Reed Elsevier, Inc. v. Muchnick (08-103), Mac's Shell Service, Inc. v. Shell Oil Products Co. LLC (08-240), Johnson v. United States (08-6925) and order list
Greetings, Court fans!

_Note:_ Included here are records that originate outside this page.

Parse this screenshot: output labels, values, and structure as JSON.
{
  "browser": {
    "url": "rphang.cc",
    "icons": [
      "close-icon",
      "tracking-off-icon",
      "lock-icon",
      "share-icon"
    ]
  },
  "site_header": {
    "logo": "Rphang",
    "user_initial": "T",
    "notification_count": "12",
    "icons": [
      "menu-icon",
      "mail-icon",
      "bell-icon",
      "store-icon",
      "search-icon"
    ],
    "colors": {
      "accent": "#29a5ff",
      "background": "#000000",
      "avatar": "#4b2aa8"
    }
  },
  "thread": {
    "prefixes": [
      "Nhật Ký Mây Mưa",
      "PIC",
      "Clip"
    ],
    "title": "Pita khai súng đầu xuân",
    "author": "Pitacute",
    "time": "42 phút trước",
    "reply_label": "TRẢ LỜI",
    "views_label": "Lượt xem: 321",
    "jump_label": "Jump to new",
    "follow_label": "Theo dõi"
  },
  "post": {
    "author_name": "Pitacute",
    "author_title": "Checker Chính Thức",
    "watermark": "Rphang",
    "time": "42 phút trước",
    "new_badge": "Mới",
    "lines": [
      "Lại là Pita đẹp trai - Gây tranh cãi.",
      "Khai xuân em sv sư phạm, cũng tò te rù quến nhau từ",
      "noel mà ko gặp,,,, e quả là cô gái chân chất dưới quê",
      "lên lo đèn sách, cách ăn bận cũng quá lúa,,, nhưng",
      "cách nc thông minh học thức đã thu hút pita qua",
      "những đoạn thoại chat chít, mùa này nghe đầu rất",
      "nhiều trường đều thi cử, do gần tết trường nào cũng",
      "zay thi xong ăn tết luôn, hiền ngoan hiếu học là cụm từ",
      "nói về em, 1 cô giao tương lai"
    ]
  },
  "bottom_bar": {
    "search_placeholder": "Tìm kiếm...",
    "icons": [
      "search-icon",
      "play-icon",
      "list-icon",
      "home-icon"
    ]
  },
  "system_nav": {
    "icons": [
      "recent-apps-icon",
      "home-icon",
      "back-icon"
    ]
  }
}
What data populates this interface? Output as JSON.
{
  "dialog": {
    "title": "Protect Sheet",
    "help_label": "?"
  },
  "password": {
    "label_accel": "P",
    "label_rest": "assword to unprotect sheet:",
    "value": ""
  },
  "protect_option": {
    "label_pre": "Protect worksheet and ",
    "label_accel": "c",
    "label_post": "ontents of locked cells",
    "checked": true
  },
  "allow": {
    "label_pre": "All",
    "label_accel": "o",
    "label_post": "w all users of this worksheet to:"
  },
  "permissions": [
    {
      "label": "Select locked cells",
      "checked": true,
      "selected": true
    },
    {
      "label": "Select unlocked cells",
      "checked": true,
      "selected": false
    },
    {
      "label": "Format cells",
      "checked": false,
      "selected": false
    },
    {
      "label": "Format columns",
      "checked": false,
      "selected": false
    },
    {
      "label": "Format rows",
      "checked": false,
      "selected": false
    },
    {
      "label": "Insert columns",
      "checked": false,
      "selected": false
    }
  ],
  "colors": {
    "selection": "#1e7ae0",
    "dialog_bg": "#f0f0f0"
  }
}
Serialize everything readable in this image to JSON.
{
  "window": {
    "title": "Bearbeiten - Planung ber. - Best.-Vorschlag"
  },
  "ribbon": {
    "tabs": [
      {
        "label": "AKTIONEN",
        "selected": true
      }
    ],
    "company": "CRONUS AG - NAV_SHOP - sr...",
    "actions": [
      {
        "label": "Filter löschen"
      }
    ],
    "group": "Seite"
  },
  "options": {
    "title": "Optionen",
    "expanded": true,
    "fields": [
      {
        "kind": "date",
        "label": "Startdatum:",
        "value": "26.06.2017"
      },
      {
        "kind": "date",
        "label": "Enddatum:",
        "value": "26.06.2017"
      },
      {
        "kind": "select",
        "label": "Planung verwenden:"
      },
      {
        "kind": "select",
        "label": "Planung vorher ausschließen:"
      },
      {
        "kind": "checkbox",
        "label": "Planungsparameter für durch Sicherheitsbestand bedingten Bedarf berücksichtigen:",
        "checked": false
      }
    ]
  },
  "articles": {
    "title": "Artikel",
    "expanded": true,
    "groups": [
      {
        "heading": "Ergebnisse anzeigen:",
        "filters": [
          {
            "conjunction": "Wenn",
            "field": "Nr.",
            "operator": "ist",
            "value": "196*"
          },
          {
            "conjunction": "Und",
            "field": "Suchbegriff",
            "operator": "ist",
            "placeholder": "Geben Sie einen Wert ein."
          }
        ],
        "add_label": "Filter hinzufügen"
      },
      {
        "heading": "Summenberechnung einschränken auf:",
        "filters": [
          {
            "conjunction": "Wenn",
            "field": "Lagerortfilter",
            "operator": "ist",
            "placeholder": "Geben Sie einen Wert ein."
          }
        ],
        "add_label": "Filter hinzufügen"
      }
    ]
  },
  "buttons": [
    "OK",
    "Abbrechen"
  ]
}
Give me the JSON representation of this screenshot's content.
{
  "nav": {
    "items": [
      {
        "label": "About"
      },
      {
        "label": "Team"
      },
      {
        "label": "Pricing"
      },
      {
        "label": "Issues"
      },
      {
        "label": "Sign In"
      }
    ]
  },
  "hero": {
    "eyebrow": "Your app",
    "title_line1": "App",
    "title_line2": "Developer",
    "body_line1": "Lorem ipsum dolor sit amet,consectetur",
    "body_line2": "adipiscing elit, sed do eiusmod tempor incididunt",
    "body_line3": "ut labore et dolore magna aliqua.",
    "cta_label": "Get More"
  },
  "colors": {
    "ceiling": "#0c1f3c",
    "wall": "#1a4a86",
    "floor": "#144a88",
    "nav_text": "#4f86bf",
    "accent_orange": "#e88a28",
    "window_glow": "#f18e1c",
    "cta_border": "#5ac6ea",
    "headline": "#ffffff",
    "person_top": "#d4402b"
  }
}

Finally, in Johnson v. United States, the Court held that a conviction for battery, when defined to include mere intentional unwanted touching of another, will not be treated as a conviction for "a violent felony" for purposes of a sentencing enhancement. First, some background: federal law prohibits convicted felons from possessing firearms or ammunition, and permits judges to impose enhanced sentences on felons-in-possession who have three prior convictions for a violent felony. Disputes frequently arise over whether prior convictions under various state laws meet the federal definition of a violent felony. That definition includes, among others, an offense that has as an element the use of "physical force" against the person of another. Johnson had a prior conviction for battery under Florida law, which defined battery to include intentionally touching or striking another person against his will, and made battery (normally a misdemeanor) a felony when committed by a defendant who had been convicted of battery before (which Johnson had). The repercussion of past crimes can multiply like rabbits.